What to do >> Please work out how many lines in the entries below include the string "Video", and reply with the number alone.

Dataset rows for apps and sites:
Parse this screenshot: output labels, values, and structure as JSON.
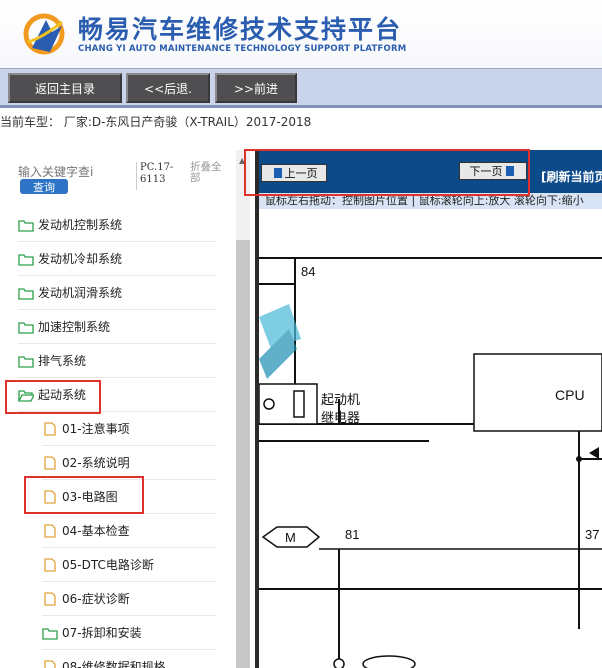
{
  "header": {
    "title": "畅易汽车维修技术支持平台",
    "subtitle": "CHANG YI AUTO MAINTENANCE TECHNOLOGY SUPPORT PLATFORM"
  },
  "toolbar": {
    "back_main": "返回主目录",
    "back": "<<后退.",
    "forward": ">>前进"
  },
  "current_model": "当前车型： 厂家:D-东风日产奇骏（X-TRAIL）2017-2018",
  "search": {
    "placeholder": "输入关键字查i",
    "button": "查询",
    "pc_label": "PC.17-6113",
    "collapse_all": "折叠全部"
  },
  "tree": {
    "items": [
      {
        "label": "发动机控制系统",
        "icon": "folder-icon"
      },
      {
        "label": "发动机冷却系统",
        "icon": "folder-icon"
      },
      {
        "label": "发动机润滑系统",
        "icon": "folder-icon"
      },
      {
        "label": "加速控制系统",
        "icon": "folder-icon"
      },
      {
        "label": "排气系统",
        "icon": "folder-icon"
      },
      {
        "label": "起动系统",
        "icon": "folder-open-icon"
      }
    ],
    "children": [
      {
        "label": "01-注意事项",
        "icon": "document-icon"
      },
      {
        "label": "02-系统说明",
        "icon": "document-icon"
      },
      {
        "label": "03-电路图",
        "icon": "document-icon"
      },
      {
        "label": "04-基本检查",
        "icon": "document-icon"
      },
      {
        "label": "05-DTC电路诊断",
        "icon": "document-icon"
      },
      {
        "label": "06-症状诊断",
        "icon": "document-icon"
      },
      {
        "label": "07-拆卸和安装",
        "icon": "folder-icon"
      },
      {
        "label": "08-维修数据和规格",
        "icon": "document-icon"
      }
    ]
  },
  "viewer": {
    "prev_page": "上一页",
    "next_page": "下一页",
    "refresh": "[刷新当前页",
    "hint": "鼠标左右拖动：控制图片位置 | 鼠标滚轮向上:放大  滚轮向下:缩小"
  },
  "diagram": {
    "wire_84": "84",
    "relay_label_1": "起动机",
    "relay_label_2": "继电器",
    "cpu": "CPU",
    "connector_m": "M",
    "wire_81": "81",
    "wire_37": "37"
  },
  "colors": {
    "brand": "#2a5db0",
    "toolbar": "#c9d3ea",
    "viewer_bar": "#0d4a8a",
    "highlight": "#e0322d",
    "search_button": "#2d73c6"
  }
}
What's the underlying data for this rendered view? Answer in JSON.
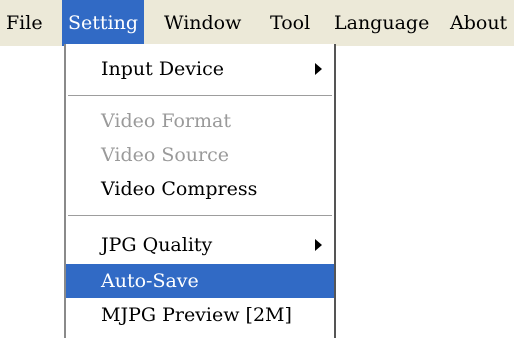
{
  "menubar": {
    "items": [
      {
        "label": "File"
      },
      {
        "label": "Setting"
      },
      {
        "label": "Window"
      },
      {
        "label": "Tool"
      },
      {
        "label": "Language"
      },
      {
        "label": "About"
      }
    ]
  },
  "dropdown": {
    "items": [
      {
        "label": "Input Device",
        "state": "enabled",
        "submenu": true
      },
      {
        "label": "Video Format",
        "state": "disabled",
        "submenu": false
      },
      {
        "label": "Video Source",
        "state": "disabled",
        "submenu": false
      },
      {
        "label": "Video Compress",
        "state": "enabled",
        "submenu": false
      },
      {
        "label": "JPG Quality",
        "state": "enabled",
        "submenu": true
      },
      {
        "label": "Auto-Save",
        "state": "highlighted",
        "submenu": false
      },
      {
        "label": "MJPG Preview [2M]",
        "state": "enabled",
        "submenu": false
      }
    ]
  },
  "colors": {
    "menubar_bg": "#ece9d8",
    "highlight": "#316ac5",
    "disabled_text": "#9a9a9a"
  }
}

Finished exercise >> 3